Scrapbooking is the experience of pulling together disparate elements of your life and creating stories that could never otherwise exist. And yet scrapbooking in the physical medium still limits your creative scope to what exists in the real world. Digital scrapbooking removes that barrier. By mastering the practice of compositing your personal photos, you can build fantastical, entirely impossible scenes around your favorite subject material.

Join Tiffany Tillman-Emanuel for this intermediate-level class, and you’ll learn:

  • How to develop and digitally sketch a theme for the page.
  • How to find and gather complementary photos for the fantasy theme.
  • How to use graphic design principles to improve the overall aesthetic of the final page.

Fantasy composites are difficult digital effects to create, and require the confident use of a photo editor. Tiffany will walk you through implementing the right kinds of blend modes and adjustment layers for different compositing results. You’ll learn her tips and techniques for creating quality selections and extractions, and applying them to your composited photos. Add new dimensions to your scrapbooking practice. Transform the things you love, and send them into worlds that exist only in your imagination.

Purchase to get the in-depth Compositing for Digital Scrapbookers workbook. The workbook includes step-by-step instructions on digitizing media, altering elements in Photoshop, and so much more!



I was in Tiffany's Mixed Media class and was also lucky enough to be in this class. Tiffany is an AWESOME instructor and well organized. Her Mixed Media class was a great building block for this class. The class is well worth the money--well organized workbook and other great bonuses. If you want to take your scrapbooking to the next artistic level, I highly recommend Tiffany's two classes at CreativeLivel.

a Creativelive Student

Great course with easy to understand ways of blending more than one photo together for a great composite layout. Excellent materials and workbooks.. Thanks Tiffany for a wonderful class! - Christa (cfile)

E.L. Bl/Du

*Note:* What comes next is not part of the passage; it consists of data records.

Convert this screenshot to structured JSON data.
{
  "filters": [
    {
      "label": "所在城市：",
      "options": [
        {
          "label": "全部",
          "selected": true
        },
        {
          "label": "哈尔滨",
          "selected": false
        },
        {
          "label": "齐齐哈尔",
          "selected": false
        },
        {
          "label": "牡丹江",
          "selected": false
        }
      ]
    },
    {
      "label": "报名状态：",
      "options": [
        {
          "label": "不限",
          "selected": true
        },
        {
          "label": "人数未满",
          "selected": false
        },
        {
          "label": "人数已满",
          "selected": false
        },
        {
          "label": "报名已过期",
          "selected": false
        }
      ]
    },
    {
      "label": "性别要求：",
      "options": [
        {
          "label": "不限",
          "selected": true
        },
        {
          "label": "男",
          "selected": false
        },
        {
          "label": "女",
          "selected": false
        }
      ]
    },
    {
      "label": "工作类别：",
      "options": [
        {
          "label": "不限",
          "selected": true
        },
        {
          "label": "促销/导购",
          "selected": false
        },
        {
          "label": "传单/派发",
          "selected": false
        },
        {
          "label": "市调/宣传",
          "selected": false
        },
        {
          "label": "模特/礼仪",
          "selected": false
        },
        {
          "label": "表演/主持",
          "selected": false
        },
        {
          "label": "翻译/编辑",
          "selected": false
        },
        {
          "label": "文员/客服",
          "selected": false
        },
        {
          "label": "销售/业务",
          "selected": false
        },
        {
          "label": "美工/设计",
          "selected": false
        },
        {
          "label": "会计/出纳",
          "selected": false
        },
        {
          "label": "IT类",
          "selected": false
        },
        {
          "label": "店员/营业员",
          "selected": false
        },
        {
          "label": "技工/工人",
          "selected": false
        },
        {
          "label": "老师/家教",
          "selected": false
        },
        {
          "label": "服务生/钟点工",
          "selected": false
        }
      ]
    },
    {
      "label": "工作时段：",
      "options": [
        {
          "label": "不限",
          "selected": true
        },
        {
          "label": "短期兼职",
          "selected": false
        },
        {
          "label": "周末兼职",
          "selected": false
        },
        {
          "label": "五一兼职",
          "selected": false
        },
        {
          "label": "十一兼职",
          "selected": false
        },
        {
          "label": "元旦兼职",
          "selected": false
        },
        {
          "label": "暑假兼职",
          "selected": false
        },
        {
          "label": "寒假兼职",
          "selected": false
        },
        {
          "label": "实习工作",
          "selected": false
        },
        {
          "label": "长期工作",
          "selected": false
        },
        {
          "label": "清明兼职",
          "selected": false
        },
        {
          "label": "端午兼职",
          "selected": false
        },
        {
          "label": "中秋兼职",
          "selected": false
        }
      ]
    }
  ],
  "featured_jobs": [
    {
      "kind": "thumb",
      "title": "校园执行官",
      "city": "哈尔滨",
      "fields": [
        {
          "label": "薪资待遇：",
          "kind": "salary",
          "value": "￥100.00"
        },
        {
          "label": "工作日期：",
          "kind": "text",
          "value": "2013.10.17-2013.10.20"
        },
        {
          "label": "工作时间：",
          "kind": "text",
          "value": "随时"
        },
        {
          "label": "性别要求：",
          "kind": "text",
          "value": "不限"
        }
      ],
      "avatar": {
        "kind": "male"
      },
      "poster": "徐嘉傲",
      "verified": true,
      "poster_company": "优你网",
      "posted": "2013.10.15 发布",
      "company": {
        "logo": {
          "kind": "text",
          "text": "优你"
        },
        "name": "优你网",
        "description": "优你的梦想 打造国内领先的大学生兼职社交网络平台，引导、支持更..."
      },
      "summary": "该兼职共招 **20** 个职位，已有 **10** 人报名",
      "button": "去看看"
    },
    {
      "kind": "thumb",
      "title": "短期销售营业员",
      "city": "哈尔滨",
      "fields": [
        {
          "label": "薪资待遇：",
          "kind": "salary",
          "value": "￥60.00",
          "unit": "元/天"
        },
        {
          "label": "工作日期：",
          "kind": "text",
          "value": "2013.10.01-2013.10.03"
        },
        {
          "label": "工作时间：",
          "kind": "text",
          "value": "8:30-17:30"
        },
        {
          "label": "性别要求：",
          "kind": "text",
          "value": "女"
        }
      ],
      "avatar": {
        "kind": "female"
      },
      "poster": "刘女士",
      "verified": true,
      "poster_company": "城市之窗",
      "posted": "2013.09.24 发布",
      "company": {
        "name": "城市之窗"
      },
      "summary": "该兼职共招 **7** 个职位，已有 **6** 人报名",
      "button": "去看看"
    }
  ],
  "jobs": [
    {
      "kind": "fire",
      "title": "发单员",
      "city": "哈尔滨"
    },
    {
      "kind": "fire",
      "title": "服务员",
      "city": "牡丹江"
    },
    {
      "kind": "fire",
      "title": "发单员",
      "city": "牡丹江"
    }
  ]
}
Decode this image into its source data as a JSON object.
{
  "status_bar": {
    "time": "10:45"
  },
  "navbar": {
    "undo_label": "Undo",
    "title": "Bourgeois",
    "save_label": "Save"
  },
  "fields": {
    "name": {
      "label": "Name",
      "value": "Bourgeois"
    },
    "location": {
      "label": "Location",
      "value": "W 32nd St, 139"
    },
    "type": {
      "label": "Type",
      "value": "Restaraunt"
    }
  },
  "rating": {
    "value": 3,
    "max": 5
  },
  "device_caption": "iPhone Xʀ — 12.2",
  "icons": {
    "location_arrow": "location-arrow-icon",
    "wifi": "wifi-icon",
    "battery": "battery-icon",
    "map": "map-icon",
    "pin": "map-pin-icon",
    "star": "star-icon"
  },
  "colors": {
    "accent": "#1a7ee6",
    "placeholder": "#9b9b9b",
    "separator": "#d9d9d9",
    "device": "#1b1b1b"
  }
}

I think Tiffany is good at explaining it so those who arent pro photgraphers can start at the basics to learn photoshop. I really liked watching this even tho my vision is in another direction, I like how she explains how to get there in photoshop. She makes it not so scary to jump in. She is clever mom too, every parent wants their own kids to be a star and she surely did that. What a neat thing to "scrapbook" the photos. I liked learning adjustment layers, would like more in curves too. But great place to start out in ps. I recommend if your lost in PS.